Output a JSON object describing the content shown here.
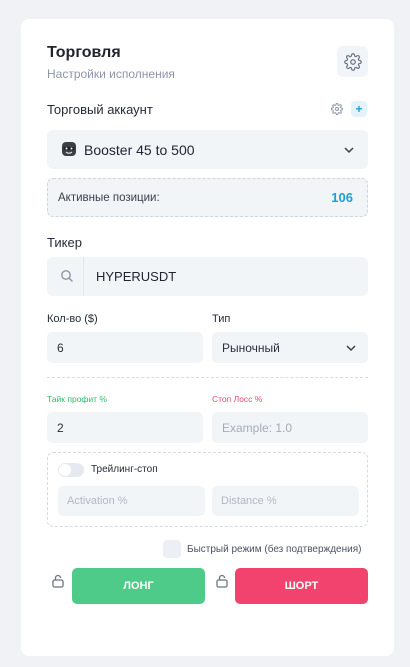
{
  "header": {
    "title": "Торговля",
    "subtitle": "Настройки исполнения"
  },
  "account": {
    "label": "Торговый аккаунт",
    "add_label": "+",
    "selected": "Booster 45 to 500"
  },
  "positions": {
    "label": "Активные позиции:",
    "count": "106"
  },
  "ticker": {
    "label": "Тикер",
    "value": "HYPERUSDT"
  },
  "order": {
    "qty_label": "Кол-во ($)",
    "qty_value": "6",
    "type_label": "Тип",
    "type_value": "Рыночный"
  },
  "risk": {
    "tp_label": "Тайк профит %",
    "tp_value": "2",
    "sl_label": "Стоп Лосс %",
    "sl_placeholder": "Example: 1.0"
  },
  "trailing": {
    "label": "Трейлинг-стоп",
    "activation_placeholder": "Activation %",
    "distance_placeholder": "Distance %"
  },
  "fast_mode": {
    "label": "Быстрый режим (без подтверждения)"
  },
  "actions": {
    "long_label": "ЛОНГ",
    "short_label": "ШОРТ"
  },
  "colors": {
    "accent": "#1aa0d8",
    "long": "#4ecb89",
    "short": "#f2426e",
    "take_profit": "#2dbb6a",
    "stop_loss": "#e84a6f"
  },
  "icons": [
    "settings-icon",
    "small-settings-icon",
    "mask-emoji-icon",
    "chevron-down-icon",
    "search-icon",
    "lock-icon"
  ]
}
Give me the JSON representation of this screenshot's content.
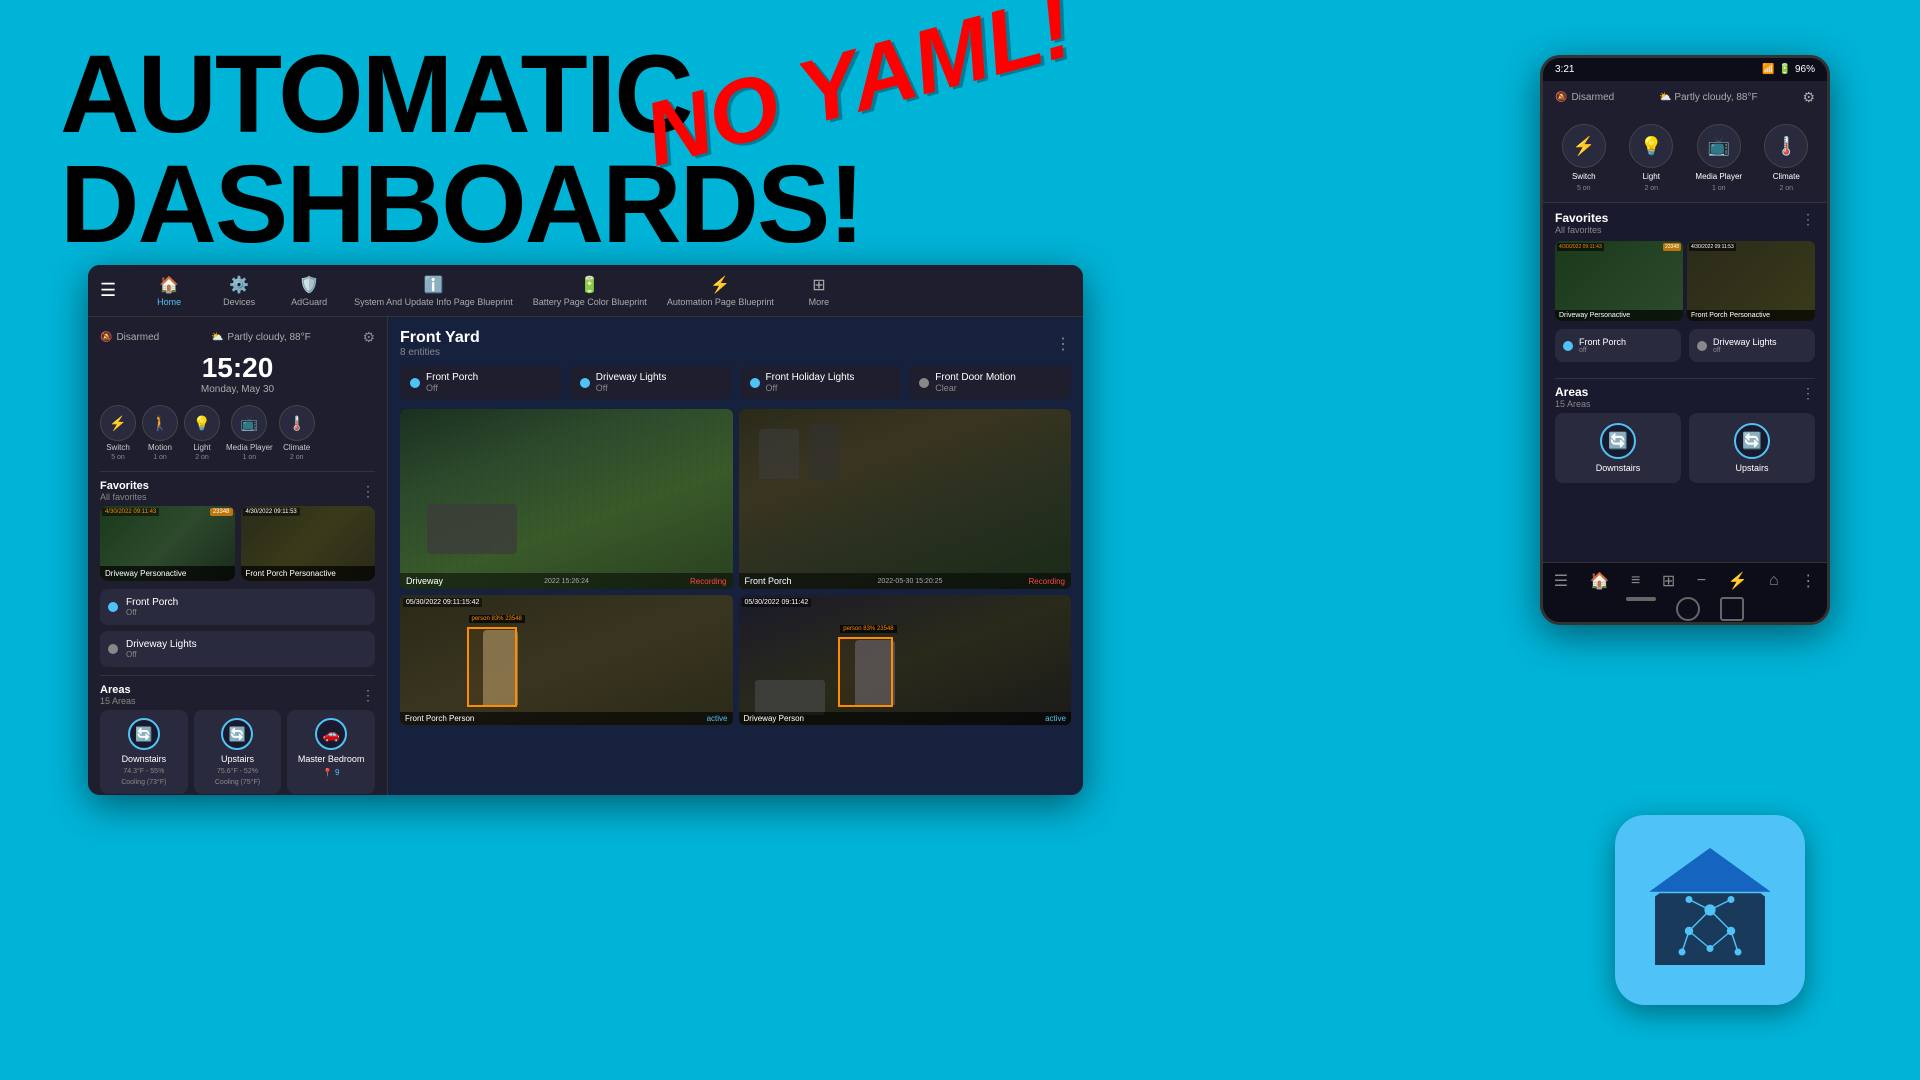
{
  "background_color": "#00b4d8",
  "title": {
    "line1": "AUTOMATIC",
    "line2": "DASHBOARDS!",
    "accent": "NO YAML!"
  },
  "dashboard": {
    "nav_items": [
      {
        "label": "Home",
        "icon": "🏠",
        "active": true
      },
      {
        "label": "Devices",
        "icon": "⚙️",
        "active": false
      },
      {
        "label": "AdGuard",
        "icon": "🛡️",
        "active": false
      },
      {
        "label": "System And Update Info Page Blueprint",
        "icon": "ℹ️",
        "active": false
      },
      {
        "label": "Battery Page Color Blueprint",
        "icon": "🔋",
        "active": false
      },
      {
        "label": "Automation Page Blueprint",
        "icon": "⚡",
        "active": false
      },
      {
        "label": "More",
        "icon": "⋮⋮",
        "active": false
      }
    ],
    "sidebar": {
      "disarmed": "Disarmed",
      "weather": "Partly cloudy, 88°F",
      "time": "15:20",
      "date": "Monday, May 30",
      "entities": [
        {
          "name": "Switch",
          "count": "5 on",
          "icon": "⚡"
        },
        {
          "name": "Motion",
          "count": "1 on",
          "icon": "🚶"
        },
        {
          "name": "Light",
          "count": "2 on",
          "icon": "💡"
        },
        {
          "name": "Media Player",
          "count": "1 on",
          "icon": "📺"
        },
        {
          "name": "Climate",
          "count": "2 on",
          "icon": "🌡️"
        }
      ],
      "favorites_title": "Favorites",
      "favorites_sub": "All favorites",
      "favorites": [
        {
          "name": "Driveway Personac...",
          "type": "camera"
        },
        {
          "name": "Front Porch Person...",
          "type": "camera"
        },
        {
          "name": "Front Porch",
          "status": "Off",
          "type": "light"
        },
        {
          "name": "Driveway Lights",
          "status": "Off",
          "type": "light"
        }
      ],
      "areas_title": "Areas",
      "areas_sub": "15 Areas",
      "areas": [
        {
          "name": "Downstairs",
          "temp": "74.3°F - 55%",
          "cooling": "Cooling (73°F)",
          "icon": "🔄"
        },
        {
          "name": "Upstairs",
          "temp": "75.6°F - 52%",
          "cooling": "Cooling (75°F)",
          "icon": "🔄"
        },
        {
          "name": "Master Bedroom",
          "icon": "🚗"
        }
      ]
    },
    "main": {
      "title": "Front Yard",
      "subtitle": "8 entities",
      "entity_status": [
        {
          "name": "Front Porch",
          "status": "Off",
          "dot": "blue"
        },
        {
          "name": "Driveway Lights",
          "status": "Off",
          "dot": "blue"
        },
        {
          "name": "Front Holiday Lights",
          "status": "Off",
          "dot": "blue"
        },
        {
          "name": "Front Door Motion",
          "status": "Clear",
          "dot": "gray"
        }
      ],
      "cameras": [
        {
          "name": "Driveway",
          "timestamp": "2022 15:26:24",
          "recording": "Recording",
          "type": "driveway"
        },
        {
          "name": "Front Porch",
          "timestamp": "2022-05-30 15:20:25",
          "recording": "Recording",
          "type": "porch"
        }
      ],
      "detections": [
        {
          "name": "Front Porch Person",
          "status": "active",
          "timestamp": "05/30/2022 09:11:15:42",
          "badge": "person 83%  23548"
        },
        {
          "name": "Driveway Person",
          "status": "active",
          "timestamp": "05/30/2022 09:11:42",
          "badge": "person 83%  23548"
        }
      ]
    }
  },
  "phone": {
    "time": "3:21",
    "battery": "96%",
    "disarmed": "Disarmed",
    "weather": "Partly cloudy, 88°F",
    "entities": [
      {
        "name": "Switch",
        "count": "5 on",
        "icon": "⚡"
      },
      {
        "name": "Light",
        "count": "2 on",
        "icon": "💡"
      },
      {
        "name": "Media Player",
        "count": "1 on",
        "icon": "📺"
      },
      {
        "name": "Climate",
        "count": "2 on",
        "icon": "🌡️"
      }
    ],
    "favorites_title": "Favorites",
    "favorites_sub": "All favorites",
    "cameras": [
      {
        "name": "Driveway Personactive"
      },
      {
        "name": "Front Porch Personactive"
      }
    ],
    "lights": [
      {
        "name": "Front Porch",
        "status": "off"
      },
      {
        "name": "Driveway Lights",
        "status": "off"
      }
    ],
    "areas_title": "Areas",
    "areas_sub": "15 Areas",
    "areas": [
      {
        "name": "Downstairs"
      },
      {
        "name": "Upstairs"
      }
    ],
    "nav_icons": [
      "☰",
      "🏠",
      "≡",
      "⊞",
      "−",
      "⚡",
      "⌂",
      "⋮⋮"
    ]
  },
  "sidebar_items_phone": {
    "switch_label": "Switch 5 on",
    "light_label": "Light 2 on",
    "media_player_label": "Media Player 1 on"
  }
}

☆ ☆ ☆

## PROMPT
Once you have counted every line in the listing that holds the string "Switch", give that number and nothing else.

## COMPLETED TASK
3